Thursday, February 18, 2016

He Sits at the Right Hand of God

I have a caretaker who is better than you and all the angels; he lies in a manger and nurses at his mother’s breast, yet he sits at the right hand of God, the Almighty Father.

~Martin Luther, written February 7, 1546 to his beloved wife. He died 11 days later.

Monday, February 15, 2016

Farewell to you and the Youth I have spent with you...

“If in the twilight of memory we should meet once more, we shall speak again together and you shall sing to me a deeper song.
And if our hands should meet in another dream, we shall build another tower in the sky.”

~ from The Prophet, Khalil Gibran

Monday, December 21, 2015

Who Made Lame Beggars Walk and Blind Men See

"And how did little Tim behave?" asked Mrs. Cratchit...

"As good as gold," said Bob, "and better. Somehow, he gets thoughtful, sitting by himself so much, and thinks the strangest things you ever heard. He told me, coming home, that he hoped the people saw him in church, because he was a cripple, and it might be pleasant to them to remember upon Christmas Day [the one] who made lame beggars walk and blind men see."
~Mr. and Mrs. Cratchit, from Charles Dickens' Christmas Classic "A Christmas Carol," discussing their crippled child, Tiny Tim, while Ebenezer Scrooge and the Ghost of Christmas Present look on unseen.

Sunday, November 22, 2015

When Farmer Oak Smiled

"When Farmer Oak smiled, the corners of his mouth spread, till they were within an unimportant distance of his ears, his eyes were reduced to mere chinks, and diverging wrinkles appeared round them, extending upon his countenance like the rays in a rudimentary sketch of the rising sun."

I love these opening lines to Thomas Hardy's classic novel of an independent and spirited woman courted by three suitors. I watched the film adaptation of Far From the Madding Crowd last night, my third time in as many months, and found more insight now that I've finished the book. Farmer Oak, as can be easily discerned from the lines above, is a delight, and Hardy's talent with the pen inspires in me such admiration, as well as sadness that he so early gave it up (with his last novel being released thirty years before he died). Just think what else there might have been!

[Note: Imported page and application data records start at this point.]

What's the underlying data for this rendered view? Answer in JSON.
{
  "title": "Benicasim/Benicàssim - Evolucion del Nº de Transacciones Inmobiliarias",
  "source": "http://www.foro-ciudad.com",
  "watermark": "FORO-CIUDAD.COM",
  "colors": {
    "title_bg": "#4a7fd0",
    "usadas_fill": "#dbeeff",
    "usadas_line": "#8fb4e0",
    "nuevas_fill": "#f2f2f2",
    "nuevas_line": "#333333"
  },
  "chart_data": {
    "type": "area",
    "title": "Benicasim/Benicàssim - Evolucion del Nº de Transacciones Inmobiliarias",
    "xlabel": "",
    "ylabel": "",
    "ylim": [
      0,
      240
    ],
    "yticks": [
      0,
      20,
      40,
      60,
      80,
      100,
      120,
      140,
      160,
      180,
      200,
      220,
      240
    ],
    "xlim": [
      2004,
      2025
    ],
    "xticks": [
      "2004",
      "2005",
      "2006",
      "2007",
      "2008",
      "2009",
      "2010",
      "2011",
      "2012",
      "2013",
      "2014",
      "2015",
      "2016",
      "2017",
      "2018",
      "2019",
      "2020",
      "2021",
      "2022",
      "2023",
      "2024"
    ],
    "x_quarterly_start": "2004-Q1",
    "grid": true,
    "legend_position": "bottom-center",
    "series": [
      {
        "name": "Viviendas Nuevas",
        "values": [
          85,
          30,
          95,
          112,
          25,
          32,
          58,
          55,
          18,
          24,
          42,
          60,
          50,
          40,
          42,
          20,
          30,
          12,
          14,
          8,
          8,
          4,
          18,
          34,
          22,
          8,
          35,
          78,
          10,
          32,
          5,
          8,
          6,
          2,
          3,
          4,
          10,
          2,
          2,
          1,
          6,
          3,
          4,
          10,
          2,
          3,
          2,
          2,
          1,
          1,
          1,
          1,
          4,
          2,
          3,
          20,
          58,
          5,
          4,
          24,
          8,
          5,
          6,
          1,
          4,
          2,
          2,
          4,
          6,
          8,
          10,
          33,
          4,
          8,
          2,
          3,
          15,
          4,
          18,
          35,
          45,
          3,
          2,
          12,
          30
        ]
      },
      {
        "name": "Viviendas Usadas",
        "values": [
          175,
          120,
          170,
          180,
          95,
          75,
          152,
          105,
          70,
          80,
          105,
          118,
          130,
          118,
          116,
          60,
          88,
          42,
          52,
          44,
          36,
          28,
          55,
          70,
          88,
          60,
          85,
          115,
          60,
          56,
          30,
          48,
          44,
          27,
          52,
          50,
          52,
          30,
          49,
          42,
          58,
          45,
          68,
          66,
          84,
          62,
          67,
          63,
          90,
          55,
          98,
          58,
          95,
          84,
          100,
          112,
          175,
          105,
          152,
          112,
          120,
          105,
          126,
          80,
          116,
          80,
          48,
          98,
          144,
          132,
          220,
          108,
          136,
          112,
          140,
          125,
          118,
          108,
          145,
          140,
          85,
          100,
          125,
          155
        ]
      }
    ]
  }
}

Back to Farmer Oak:

"In his face one might notice that many of the hues and curves of youth had tarried on to manhood: there even remained in his remoter crannies some relics of the boy. His height and breadth would have been sufficient to make his presence imposing had they been exhibited with due consideration. But there is a way some men have, rural and urban alike – for which the mind is more responsible than flesh or sinew – a way of curtailing their dimensions by their manner of showing them; and from a quiet modesty that would have become a vestal, which seemed continually to impress upon him that he had no great claim on the world's room, Oak walked unassumingly and with a faintly perceptible bend, quite distinct from a bowing of the shoulders. This may be said to be a defect in an individual if he depends for his valuation as a total more upon his appearance than upon his capacity to wear well, which Oak did not. He had just reached the time of life at which "young" is ceasing to be the prefix of "man" in speaking of one. He was at the brightest period of masculine life, for his intellect and emotions were clearly separate: he had passed the time during which the influence of youth indiscriminately mingles them in the character of impulse, and he had not yet arrived at the state wherein they become united again, in the character of prejudice, by the influence of a wife and family. In short he was twenty-eight and a bachelor."

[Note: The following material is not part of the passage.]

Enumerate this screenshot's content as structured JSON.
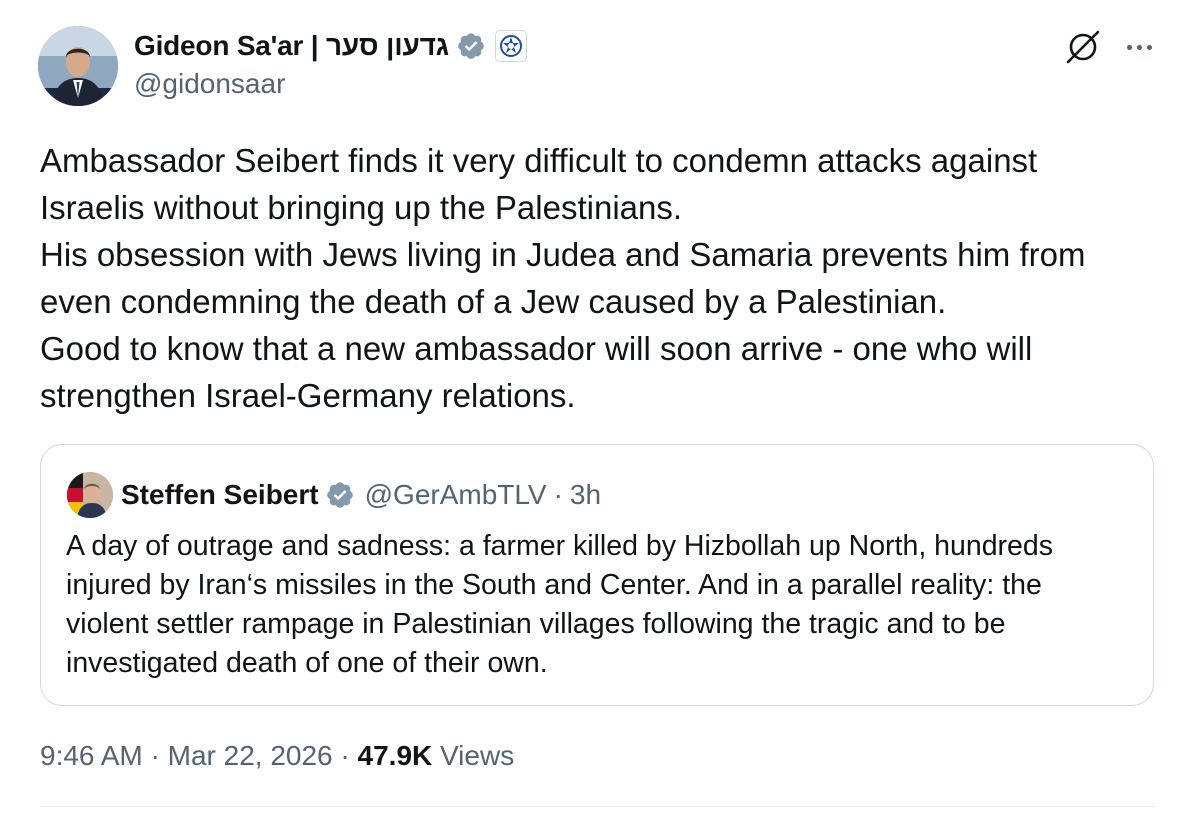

Isn't it beautiful? Happy and fortunate is he who can craft a novel.